» The records
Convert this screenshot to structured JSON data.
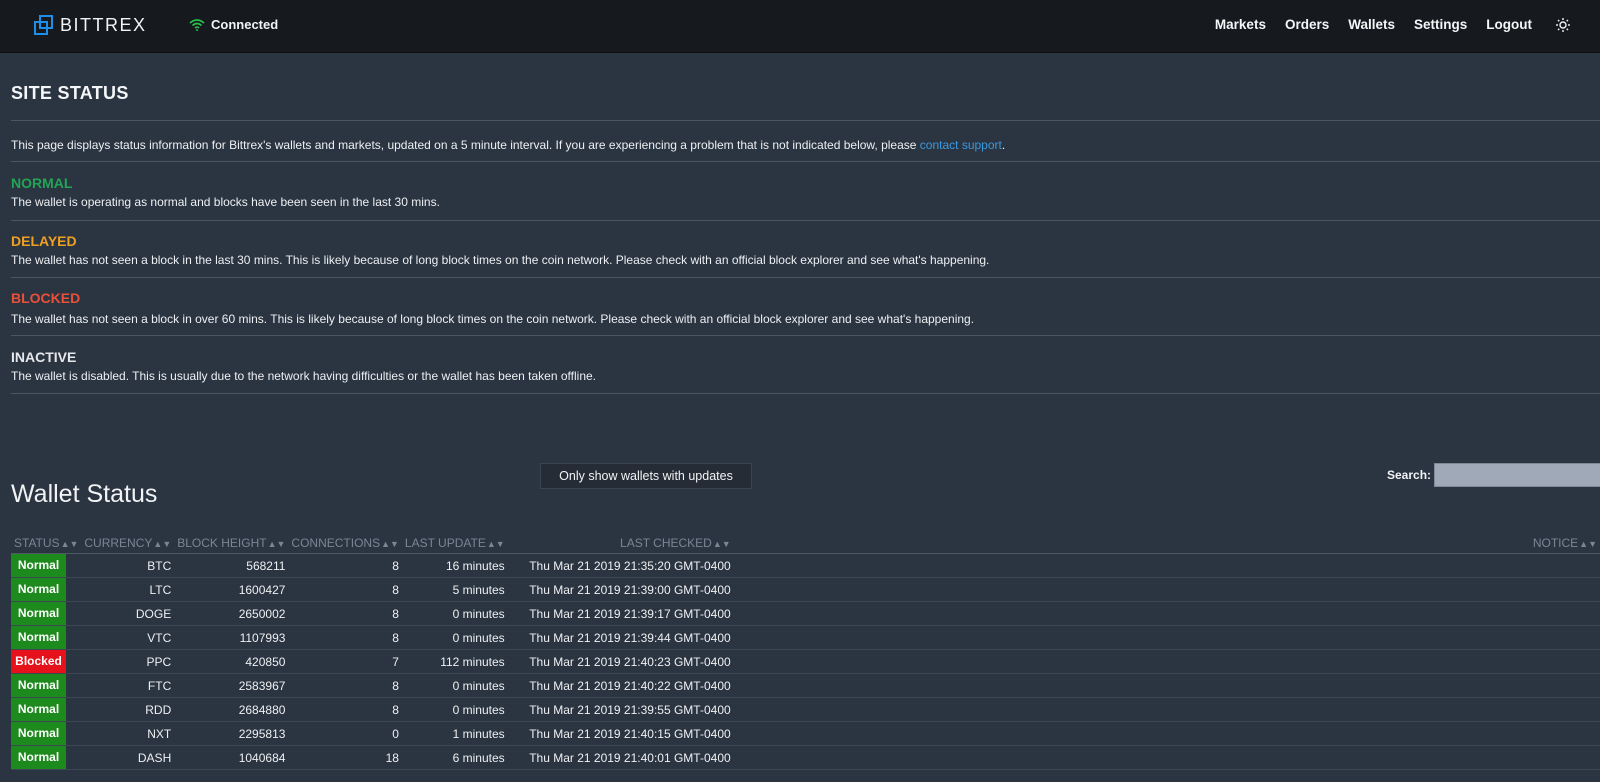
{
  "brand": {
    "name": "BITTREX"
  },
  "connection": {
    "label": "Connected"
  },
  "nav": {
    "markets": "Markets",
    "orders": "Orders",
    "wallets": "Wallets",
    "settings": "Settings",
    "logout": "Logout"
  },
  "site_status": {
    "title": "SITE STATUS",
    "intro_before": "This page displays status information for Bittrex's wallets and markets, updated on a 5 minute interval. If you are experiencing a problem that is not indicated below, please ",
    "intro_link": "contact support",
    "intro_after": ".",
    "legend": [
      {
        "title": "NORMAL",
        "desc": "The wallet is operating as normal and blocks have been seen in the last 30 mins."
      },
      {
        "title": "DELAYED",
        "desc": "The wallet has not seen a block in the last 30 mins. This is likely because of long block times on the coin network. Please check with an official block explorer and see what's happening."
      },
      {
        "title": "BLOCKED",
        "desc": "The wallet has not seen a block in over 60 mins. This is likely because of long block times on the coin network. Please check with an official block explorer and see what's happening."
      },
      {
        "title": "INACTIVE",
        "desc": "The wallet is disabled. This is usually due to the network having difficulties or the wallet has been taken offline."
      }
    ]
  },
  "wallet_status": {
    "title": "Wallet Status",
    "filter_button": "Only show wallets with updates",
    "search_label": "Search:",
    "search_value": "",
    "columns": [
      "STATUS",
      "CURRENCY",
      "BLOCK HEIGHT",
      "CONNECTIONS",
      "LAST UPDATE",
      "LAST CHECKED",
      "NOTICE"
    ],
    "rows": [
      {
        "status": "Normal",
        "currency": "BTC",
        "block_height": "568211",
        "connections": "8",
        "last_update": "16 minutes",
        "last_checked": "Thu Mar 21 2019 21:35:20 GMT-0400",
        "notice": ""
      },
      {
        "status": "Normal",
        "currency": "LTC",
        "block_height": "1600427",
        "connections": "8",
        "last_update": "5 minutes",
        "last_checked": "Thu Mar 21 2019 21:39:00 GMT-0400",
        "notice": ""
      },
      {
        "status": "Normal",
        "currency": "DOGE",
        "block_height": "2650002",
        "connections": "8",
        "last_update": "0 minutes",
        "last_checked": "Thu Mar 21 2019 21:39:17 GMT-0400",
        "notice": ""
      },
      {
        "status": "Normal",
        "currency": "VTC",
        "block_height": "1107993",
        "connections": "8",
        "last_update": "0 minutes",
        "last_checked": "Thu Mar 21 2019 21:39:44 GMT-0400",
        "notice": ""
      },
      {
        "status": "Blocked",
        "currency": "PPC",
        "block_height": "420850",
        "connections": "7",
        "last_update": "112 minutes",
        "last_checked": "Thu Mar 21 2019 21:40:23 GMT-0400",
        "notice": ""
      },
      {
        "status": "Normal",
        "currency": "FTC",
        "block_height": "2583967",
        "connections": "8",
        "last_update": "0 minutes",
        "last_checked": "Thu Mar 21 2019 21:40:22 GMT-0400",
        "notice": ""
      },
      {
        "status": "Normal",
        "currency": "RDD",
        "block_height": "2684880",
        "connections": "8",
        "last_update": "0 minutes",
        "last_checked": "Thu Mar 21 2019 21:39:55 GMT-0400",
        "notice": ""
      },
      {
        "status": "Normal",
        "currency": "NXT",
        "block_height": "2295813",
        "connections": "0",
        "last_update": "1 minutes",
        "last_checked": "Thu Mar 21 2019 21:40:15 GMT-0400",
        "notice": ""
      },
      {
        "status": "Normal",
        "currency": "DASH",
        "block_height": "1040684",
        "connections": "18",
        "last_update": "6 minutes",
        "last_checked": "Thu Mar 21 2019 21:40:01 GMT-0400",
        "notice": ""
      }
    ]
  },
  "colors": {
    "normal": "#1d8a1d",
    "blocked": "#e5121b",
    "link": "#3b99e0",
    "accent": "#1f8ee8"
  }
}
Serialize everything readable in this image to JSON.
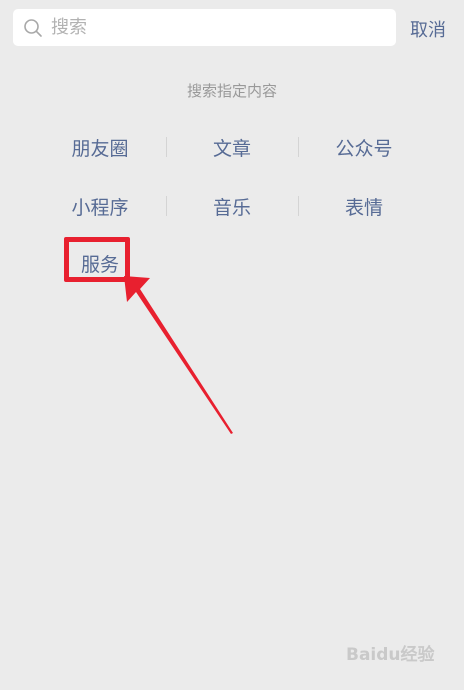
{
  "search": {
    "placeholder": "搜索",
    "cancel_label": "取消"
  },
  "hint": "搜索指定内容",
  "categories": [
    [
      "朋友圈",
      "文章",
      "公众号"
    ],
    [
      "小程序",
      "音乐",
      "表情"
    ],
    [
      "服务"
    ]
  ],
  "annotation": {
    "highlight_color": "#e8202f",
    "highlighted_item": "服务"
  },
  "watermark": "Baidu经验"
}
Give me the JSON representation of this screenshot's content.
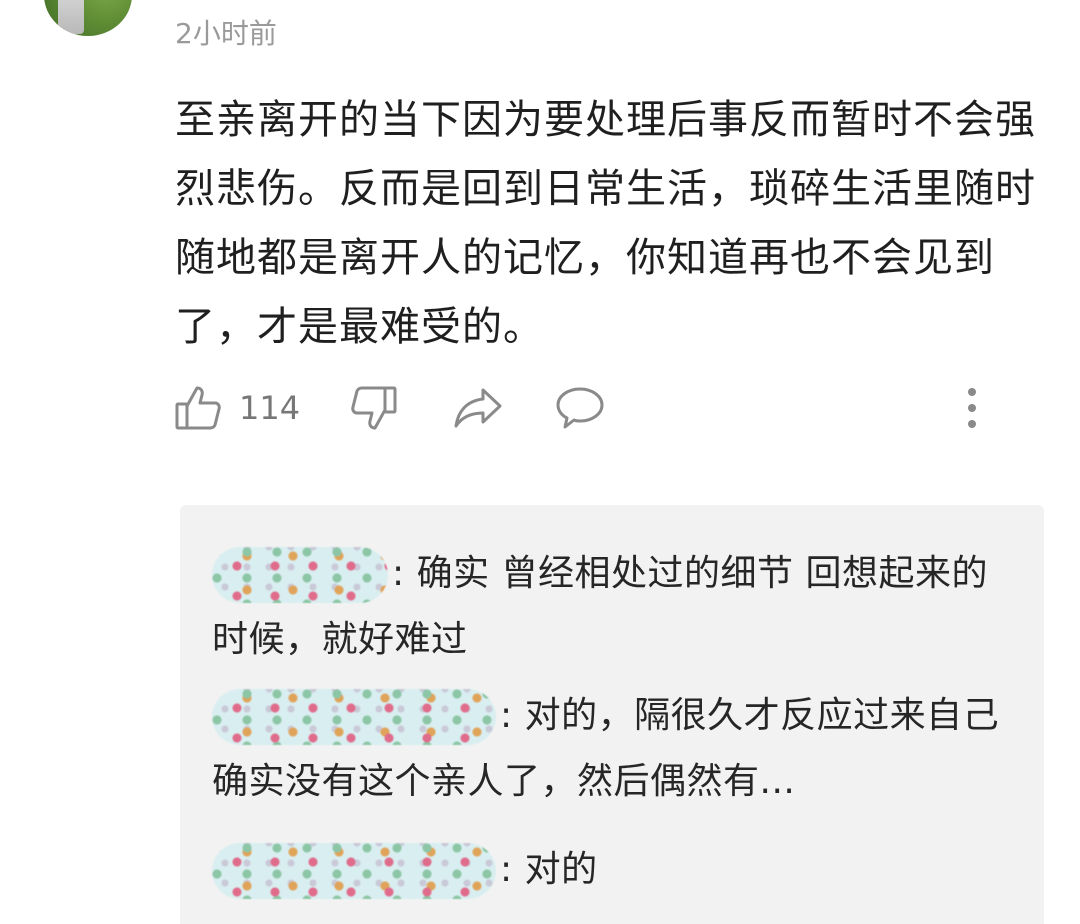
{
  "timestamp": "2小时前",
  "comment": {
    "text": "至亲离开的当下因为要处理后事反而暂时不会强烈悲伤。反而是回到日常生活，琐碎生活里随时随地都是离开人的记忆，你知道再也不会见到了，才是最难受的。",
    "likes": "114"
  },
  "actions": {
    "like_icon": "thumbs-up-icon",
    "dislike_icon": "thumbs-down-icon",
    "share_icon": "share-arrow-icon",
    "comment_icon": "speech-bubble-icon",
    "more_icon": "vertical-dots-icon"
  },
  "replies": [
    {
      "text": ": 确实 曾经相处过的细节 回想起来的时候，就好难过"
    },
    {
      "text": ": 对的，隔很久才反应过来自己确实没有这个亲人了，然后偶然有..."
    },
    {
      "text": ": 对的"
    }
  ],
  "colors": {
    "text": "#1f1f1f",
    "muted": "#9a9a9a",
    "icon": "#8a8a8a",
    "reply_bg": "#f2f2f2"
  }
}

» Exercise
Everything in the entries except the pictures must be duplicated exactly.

» Exercise output
Convert this screenshot to structured JSON data.
{
  "brand": {
    "name": "BITTREX"
  },
  "connection": {
    "label": "Connected"
  },
  "nav": {
    "markets": "Markets",
    "orders": "Orders",
    "wallets": "Wallets",
    "settings": "Settings",
    "logout": "Logout"
  },
  "site_status": {
    "title": "SITE STATUS",
    "intro_before": "This page displays status information for Bittrex's wallets and markets, updated on a 5 minute interval. If you are experiencing a problem that is not indicated below, please ",
    "intro_link": "contact support",
    "intro_after": ".",
    "legend": [
      {
        "title": "NORMAL",
        "desc": "The wallet is operating as normal and blocks have been seen in the last 30 mins."
      },
      {
        "title": "DELAYED",
        "desc": "The wallet has not seen a block in the last 30 mins. This is likely because of long block times on the coin network. Please check with an official block explorer and see what's happening."
      },
      {
        "title": "BLOCKED",
        "desc": "The wallet has not seen a block in over 60 mins. This is likely because of long block times on the coin network. Please check with an official block explorer and see what's happening."
      },
      {
        "title": "INACTIVE",
        "desc": "The wallet is disabled. This is usually due to the network having difficulties or the wallet has been taken offline."
      }
    ]
  },
  "wallet_status": {
    "title": "Wallet Status",
    "filter_button": "Only show wallets with updates",
    "search_label": "Search:",
    "search_value": "",
    "columns": [
      "STATUS",
      "CURRENCY",
      "BLOCK HEIGHT",
      "CONNECTIONS",
      "LAST UPDATE",
      "LAST CHECKED",
      "NOTICE"
    ],
    "rows": [
      {
        "status": "Normal",
        "currency": "BTC",
        "block_height": "568211",
        "connections": "8",
        "last_update": "16 minutes",
        "last_checked": "Thu Mar 21 2019 21:35:20 GMT-0400",
        "notice": ""
      },
      {
        "status": "Normal",
        "currency": "LTC",
        "block_height": "1600427",
        "connections": "8",
        "last_update": "5 minutes",
        "last_checked": "Thu Mar 21 2019 21:39:00 GMT-0400",
        "notice": ""
      },
      {
        "status": "Normal",
        "currency": "DOGE",
        "block_height": "2650002",
        "connections": "8",
        "last_update": "0 minutes",
        "last_checked": "Thu Mar 21 2019 21:39:17 GMT-0400",
        "notice": ""
      },
      {
        "status": "Normal",
        "currency": "VTC",
        "block_height": "1107993",
        "connections": "8",
        "last_update": "0 minutes",
        "last_checked": "Thu Mar 21 2019 21:39:44 GMT-0400",
        "notice": ""
      },
      {
        "status": "Blocked",
        "currency": "PPC",
        "block_height": "420850",
        "connections": "7",
        "last_update": "112 minutes",
        "last_checked": "Thu Mar 21 2019 21:40:23 GMT-0400",
        "notice": ""
      },
      {
        "status": "Normal",
        "currency": "FTC",
        "block_height": "2583967",
        "connections": "8",
        "last_update": "0 minutes",
        "last_checked": "Thu Mar 21 2019 21:40:22 GMT-0400",
        "notice": ""
      },
      {
        "status": "Normal",
        "currency": "RDD",
        "block_height": "2684880",
        "connections": "8",
        "last_update": "0 minutes",
        "last_checked": "Thu Mar 21 2019 21:39:55 GMT-0400",
        "notice": ""
      },
      {
        "status": "Normal",
        "currency": "NXT",
        "block_height": "2295813",
        "connections": "0",
        "last_update": "1 minutes",
        "last_checked": "Thu Mar 21 2019 21:40:15 GMT-0400",
        "notice": ""
      },
      {
        "status": "Normal",
        "currency": "DASH",
        "block_height": "1040684",
        "connections": "18",
        "last_update": "6 minutes",
        "last_checked": "Thu Mar 21 2019 21:40:01 GMT-0400",
        "notice": ""
      }
    ]
  },
  "colors": {
    "normal": "#1d8a1d",
    "blocked": "#e5121b",
    "link": "#3b99e0",
    "accent": "#1f8ee8"
  }
}
Serialize everything readable in this image to JSON.
{
  "search": {
    "placeholder": "搜索",
    "cancel_label": "取消"
  },
  "hint": "搜索指定内容",
  "categories": [
    [
      "朋友圈",
      "文章",
      "公众号"
    ],
    [
      "小程序",
      "音乐",
      "表情"
    ],
    [
      "服务"
    ]
  ],
  "annotation": {
    "highlight_color": "#e8202f",
    "highlighted_item": "服务"
  },
  "watermark": "Baidu经验"
}
Give me the JSON representation of this screenshot's content.
{
  "timestamp": "2小时前",
  "comment": {
    "text": "至亲离开的当下因为要处理后事反而暂时不会强烈悲伤。反而是回到日常生活，琐碎生活里随时随地都是离开人的记忆，你知道再也不会见到了，才是最难受的。",
    "likes": "114"
  },
  "actions": {
    "like_icon": "thumbs-up-icon",
    "dislike_icon": "thumbs-down-icon",
    "share_icon": "share-arrow-icon",
    "comment_icon": "speech-bubble-icon",
    "more_icon": "vertical-dots-icon"
  },
  "replies": [
    {
      "text": ": 确实 曾经相处过的细节 回想起来的时候，就好难过"
    },
    {
      "text": ": 对的，隔很久才反应过来自己确实没有这个亲人了，然后偶然有..."
    },
    {
      "text": ": 对的"
    }
  ],
  "colors": {
    "text": "#1f1f1f",
    "muted": "#9a9a9a",
    "icon": "#8a8a8a",
    "reply_bg": "#f2f2f2"
  }
}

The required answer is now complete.